Subject: Wasp-like Insect
Location: Central Alabama
August 20, 2014 12:45 pm
Hello. Recently have seen several of these around, esp. near my flowering mint plants. Not sure what they are. I suspect they might sting, but are very docile in nature.
Signature: Wayne

Double Banded Scoliid

Double Banded Scoliid

Dear Wayne,
This beautiful Scarab Hunter or Flower Wasp in the family Scoliidae is commonly called a Double Banded Scoliid,
Scolia bicincta.  As you indicated, they are docile wasps that are solitary in nature.  While we acknowledge that they might sting if the are threatened or carelessly handled, there is very little chance of a sting if they are not bothered.  Scarab Hunter wasps are beneficial insects that help to control the populations of Scarab Beetles.

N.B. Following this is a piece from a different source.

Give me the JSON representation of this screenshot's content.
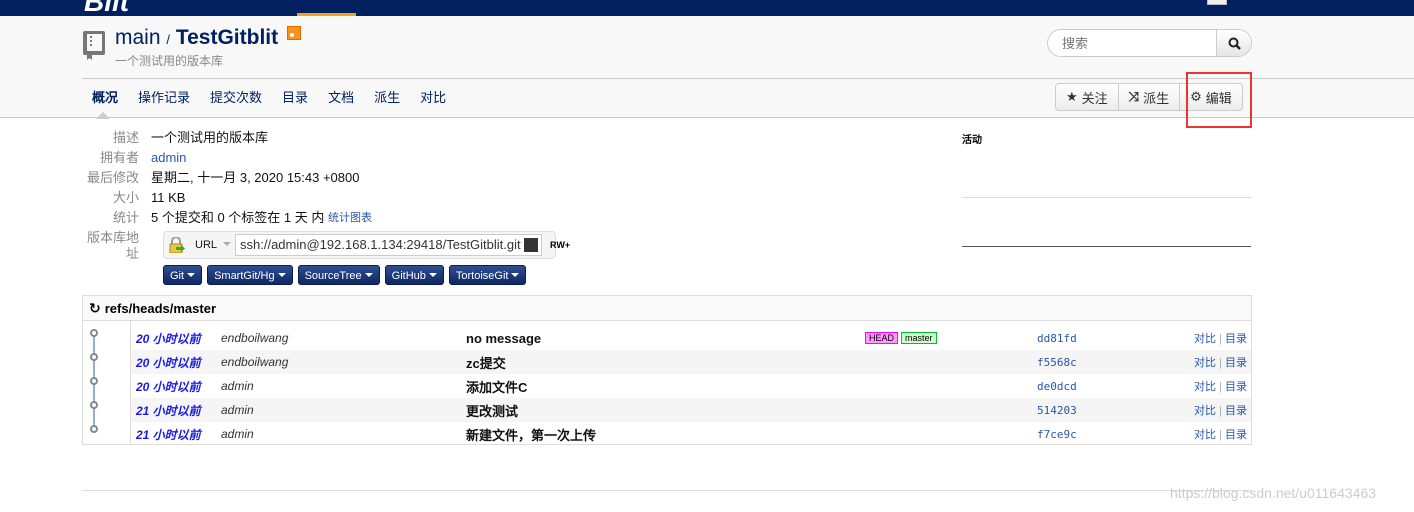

What's That Bug? does not endorse extermination

Subject: Cricket? Katydid? Stinger?!?
Location: Cincinnati, Ohio
August 21, 2014 6:08 am
My girls found this and thought it to be a grasshopper but it has what appears to be a stinger.
Signature: Michelle

Lesser Pine Katydid

Greater Meadow Katydid

Hi Michelle,
This is a Meadow Katydid in the tribe Conocephalini, and it is in the Greater Meadow Katydid genus
Orchelium. The closest match we located on BugGuide is the Lesser Pine Katydid, Orchelimum minor, or possibly a Common Meadow Katydid, Orchelimum vulgare, also pictured on BugGuide.  What you have mistaken for a stinger is actually the ovipositor, an organ used to lay eggs, which makes this individual a female.

Subject: Large beetle looking thing?
Location: Newberg, OR
August 20, 2014 9:47 pm
Hello, Bugman! Maybe you could tell me what bug this is? It’s very large (see penny in photo for scale)
It doesn’t appear to be a cockroach due the the antennae, so I’m stumped.
Signature: Buggily Yours

California Root Borer

California Root Borer

Dear Buggily Yours,
This is a male California Root Borer, and we posted another example just yesterday.

What's That Bug? does not endorse extermination

Subject: Predatory bee killer!
Location: Tucson, AZ
August 20, 2014 5:39 pm
This enormous predator buzzed down to enjoy its dinner on an elk antler in my yard – what is it?
Signature: Alicia

Giant Robber Fly eats Bee

Giant Robber Fly eats Honey Bee

Dear Alicia,
This is one of the best feeding Robber Fly images we have received all summer.  This is a Giant Robber Fly in the genus
Promachus, a genus well populated in our archives this season due to all the images we have received of Red Footed Cannibalflies.  This is a different member of the genus, and we believe it is Promachus albifacies, a species with no unique common name.  You can compare your individual to this image on BugGuide.

Subject: Strange Green Thing
Location: Brownwood, Tx
August 20, 2014 7:13 pm
This thing is located in a garden in Brownwood, Tx. The thing on its back seems to be attached.
Signature: thegnatfly

Clavate Tortoise Beetle Larva

Clavate Tortoise Beetle Larva

Hi thegnatfly,
This is the larvae of a Clavate Tortoise Beetle,
Plagiometriona clavata, and you can verify our identification on BugGuide. The attached thing is dried fecal matter.

Wow! Thank you so much! I will let my mom and others know about your site. It was found in her garden.

Subject: Stink bug eater
Location: Northwest Georgia USA
August 19, 2014 5:57 pm
I saw this huge fly eating on a stink bug at the pool. I took a photo of it thinking it may be a species of dragon fly. There were several Dragon flies around with honey bees in their mouths. . Any clue what this is?
Signature: Scott

Red Footed Cannibalfly eats Stink Bug

Red Footed Cannibalfly eats Stink Bug

Dear Scott,
This is a marvelous image of a Red Footed Cannibalfly that we can tag as Food ChainRed Footed Cannibalflies are large, predatory Robber Flies.

Thank you very much. I hope this fly stays around and eats all the stink bugs they can. I’m finding stink bugs in my home. The Red footed cannibal fly is welcome to eat all the stink bugs they can.